When I was a kid, our family used to go to the West Amwell Fire Company chicken dinner every summer. It was advertised for weeks on a big letter-board sign planted in the cornfields along Route 179, and we passed it in the car with building excitement. On the June day, the firefighters rolled up the gates of the bays and set up long folding tables where the trucks were usually parked. The wives made cakes and the men worked immense charcoal fires walled in with cinder blocks and covered with metal grates where they basted the halved chickens by the hundred. You bought your ticket and stood in line, and when a spot opened up at one of the tables, you were seated. And there you ate a community supper, raising money for the volunteer fire company, flanked by what seemed to me a lot of old people and a lot of young parents while all the kids raced in and out, like hummingbirds docking for a few seconds at a juicy flower before zipping away again.
I love a community meal. Back then, there was a ham supper at the Methodist church in New Hope that I was so fond of that I asked for it to be my birthday dinner one year (even though it came with dreaded lima beans), and an epic lobster fest at the Episcopalian church across from my elementary school that was so popular you had to reserve a spot as soon as it was announced. It was a day for blazers and floral prints, and everybody from every part of small-town life came.

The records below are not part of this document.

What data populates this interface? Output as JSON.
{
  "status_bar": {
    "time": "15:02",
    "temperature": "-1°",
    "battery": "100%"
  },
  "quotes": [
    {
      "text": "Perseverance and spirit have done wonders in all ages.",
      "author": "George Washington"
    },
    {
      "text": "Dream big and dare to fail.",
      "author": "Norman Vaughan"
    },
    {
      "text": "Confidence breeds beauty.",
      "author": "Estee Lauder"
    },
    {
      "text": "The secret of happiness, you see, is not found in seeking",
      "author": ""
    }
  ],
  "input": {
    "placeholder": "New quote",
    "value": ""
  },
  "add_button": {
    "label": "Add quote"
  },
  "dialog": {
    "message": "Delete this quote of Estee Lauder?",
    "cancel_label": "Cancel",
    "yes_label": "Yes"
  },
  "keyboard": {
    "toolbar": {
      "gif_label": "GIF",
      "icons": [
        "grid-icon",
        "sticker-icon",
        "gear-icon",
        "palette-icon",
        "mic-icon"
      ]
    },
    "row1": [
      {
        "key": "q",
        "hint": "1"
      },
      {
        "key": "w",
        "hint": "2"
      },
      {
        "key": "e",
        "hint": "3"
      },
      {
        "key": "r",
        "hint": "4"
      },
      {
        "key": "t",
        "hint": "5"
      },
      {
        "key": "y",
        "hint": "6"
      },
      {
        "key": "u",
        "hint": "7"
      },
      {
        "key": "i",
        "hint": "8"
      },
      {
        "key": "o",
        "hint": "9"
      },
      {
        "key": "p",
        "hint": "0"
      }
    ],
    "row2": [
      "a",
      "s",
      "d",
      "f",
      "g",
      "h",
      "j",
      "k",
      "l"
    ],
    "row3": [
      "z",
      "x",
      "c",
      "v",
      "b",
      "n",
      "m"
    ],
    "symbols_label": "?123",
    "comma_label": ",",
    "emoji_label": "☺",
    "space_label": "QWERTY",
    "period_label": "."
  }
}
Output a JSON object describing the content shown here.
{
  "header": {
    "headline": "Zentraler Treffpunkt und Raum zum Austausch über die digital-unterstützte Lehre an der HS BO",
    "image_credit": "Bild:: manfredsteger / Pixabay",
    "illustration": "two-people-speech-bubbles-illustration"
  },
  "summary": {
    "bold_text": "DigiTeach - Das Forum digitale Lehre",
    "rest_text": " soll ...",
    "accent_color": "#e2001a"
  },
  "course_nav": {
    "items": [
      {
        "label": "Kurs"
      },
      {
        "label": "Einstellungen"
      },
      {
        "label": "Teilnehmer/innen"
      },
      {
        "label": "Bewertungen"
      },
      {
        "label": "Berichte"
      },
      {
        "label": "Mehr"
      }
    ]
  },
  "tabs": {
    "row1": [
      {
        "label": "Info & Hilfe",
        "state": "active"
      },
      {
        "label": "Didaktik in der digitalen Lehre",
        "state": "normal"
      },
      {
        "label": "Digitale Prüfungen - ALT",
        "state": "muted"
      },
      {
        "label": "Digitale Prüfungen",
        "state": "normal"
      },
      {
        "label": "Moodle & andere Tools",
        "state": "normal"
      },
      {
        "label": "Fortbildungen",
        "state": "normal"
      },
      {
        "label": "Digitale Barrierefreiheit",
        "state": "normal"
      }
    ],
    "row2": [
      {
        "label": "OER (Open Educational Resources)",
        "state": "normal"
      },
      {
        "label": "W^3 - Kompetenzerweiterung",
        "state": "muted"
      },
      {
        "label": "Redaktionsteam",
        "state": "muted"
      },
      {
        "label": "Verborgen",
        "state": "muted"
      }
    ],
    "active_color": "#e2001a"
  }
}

Was it the era or the region that had those suppers commence with a Dixie cup of tomato juice, set down on your plate? Just a little shot to get you started, served in a small wax-coated cup hardly bigger than the one used at the dentist’s office when they ask you to rinse. Whether what followed was chicken and corn on the cob or ham and lima beans, it started with the tomato juice.
It felt like a little Communion before supper, which even a person like me — with no church or any religion in her household — was allowed to participate in. I’ve started every Thanksgiving dinner for the past 20 years by serving a small glass of cold, salted tomato juice in that very same spirit.
Tomato juice doctored up with horseradish and lemon juice, Worcestershire sauce, Tabasco brand hot sauce and ground black pepper is obviously the beginning of a Bloody Mary, that famous brunch cocktail, which when garnished with its customary celery branch and a couple of pimento-stuffed olives becomes nearly a meal in itself. But a chilled bolt of the stuff on its own, without vodka — zingy from the lemon juice and lively with the heat from Tabasco — makes for a convincing, modest appetizer. Bloody Mary mix — virgin — is what I order on an airplane, on those late-afternoon return flights, when once back on the ground there will be work waiting for me and much to still accomplish. It wakes me up and holds me over until dinner. And Bloody Mary mix — properly spiked — is what I order on those exuberant outbound flights to vacation, when you are giddy to be getting away from all the work and obligations, and where there will be nothing that needs doing when you land except to unpack your bikini.
There was a “swimsuit” diet for the ladies of my mom’s era involving a glass of tomato juice and a scoop of cottage cheese for lunch, which she never had use for but which my dad followed for decades — subbing clamato juice — when he was trying to get into his ski pants each season. I gave a nod to him and his love of clamato juice on our brunch Bloody Mary menu (11 different Bloody Marys with their individual garnishes), using gin and clam juice and garnished with half a pickled egg, which I called a Bloody Caesar. That was a tasty one, for sure. There was also the Danish Mary, with aquavit and a fresh branch of fennel, and another with tequila and a hit of smoky chipotle in adobo called the Southwest. But all 11 used this same base recipe here. It has all the necessary body from the tomato juice, but we use so much lemon juice that it remains clean and bright, never getting thick or muddy. The “gourmets” often insist on grated fresh horseradish root, but I’ve noticed that the fresh stuff loses its kick almost immediately, and then you end up with bits of flavorless pencil shavings clogging up the glass, while prepared horseradish holds its bite just about forever, and the gratings remain fresh and moist, pleasant to chew. Worcestershire brings depth to the umami already inherent in tomato, and Tabasco — the most perfectly acidic of hot pepper sauces — brings the whole thing to life.
Several years ago during the modernist-cuisine apex, there was an obsession with tomato water in general, but my good friend and chef Michael Schlow brilliantly took the technique — long, slow straining of fresh tomato pulp through several layers of cheesecloth — from the kitchen to the bar at his restaurant Great Bay in Boston, and introduced a cocktail called the Ghost of Mary. What a miracle! Clear as a martini — yes, clear! — with the full-on flavors of a Bloody Mary. You prepare the Bloody Mary mix as usual but then let it drip for hours through the thick filter of cheesecloth until you are left with a liquid that has all the flavor and none of the pulp or color. Mixed with vodka for a martini, you taste everything there: the horseradish and the lemon and the tomato and the pepper and the Worcestershire, without a speck of texture.
But the greater miracle is that a simple glass of juice — no straining required! — can be such a remarkable workhorse. It’s breakfast, lunch and brunch, as welcome at an early church supper as it is at an evening cocktail hour.
Recipe: Bloody Mary Mix